▶ [About this task]: Report every line of the records that contains the word "조회하기".

▶ [Data provided]:
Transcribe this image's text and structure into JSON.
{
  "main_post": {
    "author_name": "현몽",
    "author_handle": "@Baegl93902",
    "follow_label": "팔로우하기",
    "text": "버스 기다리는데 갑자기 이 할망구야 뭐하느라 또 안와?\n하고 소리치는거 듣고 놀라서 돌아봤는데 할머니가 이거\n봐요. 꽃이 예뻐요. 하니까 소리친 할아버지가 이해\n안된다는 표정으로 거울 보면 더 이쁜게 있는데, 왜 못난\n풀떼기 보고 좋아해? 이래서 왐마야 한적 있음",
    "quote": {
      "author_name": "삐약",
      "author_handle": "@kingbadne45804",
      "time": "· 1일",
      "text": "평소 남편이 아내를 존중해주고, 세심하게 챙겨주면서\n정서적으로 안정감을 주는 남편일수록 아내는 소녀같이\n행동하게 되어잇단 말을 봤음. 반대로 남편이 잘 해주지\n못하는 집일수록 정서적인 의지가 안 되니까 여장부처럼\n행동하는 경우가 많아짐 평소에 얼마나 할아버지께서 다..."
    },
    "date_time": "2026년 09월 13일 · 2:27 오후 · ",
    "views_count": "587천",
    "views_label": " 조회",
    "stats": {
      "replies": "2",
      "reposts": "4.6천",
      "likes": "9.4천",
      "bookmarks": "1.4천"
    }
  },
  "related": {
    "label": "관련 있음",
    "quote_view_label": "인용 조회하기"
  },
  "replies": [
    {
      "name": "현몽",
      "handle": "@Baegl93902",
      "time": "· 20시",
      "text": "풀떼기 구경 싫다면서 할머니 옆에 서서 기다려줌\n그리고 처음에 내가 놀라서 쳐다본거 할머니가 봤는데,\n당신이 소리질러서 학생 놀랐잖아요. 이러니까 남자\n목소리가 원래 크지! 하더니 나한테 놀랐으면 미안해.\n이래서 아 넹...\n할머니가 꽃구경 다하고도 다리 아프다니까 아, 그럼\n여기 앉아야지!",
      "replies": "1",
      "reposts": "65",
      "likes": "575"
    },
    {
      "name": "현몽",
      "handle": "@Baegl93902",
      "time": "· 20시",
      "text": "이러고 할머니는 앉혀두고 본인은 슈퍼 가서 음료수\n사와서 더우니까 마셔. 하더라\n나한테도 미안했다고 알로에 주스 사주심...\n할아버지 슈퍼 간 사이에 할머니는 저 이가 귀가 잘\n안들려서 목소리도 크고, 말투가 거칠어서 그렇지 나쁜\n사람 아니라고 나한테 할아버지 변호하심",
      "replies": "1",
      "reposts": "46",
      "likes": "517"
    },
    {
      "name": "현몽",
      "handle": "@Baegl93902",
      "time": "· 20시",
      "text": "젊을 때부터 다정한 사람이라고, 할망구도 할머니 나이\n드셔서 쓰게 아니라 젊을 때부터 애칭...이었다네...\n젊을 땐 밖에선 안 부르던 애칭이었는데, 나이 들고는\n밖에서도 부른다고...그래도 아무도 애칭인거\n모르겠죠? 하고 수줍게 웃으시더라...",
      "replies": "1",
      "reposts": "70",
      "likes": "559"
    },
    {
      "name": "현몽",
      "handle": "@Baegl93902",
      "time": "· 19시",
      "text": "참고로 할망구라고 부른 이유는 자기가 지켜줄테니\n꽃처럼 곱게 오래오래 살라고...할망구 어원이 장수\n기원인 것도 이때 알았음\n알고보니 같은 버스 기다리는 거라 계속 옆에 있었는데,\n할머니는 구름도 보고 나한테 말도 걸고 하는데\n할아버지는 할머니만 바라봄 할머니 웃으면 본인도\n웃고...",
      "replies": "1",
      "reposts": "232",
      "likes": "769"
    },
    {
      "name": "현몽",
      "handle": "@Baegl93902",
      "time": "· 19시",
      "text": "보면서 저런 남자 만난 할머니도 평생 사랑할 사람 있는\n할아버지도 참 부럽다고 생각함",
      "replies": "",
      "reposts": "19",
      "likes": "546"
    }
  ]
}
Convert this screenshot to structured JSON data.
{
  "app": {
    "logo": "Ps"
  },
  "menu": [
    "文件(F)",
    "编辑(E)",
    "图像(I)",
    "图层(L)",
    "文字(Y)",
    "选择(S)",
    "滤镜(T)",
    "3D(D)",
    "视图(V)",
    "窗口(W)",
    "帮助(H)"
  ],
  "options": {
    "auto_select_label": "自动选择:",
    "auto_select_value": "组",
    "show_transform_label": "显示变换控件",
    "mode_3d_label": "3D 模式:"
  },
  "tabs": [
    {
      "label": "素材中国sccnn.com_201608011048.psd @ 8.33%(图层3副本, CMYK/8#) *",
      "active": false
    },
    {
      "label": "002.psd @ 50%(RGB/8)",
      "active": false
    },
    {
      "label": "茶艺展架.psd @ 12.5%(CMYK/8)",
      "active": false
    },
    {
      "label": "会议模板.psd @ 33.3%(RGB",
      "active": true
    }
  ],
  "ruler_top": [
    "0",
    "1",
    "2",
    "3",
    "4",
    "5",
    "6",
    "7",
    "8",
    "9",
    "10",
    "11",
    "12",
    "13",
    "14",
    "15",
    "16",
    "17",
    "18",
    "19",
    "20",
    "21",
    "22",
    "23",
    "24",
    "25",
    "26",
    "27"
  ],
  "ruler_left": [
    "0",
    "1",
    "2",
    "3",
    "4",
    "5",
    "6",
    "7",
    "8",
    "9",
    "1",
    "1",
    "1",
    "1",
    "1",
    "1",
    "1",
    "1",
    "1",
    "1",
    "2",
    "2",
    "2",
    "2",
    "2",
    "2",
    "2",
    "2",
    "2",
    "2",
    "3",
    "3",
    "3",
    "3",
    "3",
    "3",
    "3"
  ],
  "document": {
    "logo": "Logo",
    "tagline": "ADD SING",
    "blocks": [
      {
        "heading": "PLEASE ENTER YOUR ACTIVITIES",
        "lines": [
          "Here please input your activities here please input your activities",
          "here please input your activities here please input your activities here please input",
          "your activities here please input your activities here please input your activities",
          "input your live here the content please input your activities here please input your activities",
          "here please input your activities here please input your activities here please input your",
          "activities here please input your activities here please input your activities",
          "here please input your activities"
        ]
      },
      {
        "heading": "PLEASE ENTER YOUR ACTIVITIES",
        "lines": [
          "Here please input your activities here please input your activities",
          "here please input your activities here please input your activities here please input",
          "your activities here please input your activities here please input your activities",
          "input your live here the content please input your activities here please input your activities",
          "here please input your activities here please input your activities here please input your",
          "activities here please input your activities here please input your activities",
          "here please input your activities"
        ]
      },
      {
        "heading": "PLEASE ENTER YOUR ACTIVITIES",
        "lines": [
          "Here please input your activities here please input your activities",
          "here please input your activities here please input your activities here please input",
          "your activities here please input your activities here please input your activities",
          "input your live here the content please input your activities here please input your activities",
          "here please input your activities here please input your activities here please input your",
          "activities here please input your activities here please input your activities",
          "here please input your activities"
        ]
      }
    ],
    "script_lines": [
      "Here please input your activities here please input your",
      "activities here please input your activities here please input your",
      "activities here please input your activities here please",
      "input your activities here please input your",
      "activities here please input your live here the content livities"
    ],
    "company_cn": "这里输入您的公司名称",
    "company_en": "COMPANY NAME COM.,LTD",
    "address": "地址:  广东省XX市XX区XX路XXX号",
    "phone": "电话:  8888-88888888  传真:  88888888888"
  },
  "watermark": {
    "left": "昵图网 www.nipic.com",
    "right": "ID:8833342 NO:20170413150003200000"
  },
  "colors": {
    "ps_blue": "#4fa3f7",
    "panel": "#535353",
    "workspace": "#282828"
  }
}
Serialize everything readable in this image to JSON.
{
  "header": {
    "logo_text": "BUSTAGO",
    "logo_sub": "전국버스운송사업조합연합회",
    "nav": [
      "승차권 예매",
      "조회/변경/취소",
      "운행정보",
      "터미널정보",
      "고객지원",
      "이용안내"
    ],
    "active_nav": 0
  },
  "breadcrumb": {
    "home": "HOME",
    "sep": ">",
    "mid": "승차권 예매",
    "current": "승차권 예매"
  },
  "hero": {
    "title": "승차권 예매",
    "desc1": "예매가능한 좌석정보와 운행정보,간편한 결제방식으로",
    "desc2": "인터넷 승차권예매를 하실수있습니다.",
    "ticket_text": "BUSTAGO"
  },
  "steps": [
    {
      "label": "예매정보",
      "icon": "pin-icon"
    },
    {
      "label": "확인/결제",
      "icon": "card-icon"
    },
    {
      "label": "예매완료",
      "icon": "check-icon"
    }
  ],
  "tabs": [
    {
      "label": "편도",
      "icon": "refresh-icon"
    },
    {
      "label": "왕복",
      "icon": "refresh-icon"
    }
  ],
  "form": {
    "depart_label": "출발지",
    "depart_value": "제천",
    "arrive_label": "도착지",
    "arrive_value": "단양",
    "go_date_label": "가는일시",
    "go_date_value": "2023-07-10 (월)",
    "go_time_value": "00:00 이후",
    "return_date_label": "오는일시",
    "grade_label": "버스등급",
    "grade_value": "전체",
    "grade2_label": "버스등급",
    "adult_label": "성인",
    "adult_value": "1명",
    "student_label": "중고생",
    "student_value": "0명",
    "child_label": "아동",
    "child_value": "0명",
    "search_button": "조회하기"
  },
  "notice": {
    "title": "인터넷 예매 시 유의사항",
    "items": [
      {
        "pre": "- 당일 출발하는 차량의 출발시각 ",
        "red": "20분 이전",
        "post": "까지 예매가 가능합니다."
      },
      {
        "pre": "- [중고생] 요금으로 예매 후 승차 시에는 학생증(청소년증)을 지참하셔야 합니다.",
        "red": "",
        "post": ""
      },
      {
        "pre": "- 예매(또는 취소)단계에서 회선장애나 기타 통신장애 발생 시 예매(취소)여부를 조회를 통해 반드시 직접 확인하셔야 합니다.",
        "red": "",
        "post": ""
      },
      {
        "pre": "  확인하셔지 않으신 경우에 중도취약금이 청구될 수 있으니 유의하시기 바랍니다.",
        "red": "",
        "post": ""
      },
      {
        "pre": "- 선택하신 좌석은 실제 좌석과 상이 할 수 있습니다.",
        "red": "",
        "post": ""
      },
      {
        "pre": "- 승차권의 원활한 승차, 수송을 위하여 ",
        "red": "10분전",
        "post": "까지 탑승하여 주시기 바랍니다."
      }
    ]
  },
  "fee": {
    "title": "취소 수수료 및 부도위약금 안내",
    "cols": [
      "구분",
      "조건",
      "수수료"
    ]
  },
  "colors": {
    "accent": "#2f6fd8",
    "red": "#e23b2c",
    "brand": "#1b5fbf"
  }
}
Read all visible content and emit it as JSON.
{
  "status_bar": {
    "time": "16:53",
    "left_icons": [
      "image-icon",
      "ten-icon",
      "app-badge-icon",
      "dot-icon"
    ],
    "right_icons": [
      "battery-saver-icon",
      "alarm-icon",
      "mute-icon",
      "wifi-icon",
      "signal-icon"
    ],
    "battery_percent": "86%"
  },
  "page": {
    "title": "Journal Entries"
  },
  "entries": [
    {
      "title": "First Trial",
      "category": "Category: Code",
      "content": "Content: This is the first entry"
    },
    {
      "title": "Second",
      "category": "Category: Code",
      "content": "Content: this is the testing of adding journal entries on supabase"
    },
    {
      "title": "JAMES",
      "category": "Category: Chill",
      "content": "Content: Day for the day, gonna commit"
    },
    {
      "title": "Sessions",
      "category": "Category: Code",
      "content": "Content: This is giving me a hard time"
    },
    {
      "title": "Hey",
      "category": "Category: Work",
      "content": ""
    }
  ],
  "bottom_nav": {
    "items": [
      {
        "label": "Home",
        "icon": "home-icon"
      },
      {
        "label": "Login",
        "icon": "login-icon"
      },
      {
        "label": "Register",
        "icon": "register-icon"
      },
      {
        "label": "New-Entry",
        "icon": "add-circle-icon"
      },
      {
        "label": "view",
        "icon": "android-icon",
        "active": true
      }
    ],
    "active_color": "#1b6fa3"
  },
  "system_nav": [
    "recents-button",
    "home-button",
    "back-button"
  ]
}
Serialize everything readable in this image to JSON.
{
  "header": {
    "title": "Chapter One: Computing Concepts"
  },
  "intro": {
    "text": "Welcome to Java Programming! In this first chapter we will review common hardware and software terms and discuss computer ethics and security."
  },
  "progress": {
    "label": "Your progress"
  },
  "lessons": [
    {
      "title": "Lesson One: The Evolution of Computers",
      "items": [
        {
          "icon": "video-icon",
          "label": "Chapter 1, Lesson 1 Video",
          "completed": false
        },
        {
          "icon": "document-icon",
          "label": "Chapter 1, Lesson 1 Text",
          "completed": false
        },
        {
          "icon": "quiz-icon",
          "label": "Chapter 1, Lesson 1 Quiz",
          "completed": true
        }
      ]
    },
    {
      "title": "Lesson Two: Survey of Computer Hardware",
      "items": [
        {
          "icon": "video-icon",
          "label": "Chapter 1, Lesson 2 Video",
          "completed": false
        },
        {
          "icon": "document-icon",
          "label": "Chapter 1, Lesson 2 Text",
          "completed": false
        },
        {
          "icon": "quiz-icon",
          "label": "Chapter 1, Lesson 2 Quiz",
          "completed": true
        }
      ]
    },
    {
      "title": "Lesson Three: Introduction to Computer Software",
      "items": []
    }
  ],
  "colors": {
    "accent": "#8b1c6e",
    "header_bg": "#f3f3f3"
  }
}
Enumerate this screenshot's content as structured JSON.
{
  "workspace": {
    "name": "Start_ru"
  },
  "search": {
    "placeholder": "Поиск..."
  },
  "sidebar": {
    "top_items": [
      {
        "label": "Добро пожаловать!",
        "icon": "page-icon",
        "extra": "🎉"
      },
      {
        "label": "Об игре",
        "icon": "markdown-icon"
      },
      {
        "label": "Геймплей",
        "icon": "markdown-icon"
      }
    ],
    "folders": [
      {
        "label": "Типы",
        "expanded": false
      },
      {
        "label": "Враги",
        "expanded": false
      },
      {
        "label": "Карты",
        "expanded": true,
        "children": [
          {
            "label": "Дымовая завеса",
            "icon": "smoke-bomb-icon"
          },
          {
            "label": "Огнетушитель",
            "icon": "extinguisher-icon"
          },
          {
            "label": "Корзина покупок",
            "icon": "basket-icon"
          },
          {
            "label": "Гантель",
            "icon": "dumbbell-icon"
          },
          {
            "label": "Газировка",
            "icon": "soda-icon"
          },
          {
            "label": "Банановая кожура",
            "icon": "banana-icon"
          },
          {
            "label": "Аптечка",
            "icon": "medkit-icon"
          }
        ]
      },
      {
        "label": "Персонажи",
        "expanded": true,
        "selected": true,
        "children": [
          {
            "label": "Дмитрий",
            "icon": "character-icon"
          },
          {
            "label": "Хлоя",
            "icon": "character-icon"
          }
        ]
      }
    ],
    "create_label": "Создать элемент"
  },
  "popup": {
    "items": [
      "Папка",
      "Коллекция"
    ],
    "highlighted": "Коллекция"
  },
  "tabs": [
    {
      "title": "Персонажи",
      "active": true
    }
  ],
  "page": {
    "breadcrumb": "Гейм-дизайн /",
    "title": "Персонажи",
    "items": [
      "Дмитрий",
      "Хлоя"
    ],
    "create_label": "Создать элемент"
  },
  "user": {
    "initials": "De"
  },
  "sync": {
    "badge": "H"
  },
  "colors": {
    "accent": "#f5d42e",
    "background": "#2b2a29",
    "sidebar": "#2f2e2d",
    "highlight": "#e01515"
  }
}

▶ [Written reply]:
    "quote_view_label": "인용 조회하기"
    "search_button": "조회하기"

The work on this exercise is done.